(Excerpts from an interface dataset)
»»
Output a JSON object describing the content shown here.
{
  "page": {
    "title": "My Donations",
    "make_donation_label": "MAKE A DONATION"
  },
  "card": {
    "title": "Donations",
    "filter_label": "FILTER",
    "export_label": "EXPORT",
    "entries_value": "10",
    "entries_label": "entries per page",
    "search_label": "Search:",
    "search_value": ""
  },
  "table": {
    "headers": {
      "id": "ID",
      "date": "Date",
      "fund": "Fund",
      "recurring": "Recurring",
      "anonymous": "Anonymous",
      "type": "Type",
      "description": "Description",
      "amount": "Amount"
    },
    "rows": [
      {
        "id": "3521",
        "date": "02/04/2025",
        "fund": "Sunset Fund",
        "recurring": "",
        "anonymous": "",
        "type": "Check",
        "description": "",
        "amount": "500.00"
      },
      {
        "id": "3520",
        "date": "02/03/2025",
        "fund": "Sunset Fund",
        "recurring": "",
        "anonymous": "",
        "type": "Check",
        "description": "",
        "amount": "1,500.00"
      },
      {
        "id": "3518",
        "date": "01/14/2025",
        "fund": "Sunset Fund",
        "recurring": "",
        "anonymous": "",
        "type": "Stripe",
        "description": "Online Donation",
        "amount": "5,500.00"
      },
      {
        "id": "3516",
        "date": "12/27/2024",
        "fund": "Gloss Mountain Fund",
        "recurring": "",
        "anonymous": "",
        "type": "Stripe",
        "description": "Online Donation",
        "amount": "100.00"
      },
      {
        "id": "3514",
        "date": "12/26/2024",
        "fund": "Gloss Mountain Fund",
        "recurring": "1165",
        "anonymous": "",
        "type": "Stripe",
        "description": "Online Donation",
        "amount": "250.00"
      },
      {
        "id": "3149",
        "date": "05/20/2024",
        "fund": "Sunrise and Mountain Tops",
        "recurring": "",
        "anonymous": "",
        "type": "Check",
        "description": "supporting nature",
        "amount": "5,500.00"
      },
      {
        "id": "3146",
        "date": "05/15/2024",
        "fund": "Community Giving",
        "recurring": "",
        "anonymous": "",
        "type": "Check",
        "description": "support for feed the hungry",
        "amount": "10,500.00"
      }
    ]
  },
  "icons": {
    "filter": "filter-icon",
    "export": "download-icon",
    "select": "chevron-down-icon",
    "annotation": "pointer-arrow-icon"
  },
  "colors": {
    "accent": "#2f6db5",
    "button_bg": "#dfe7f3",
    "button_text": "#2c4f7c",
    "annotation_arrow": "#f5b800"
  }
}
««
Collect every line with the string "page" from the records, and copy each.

  "page": {
    "entries_label": "entries per page",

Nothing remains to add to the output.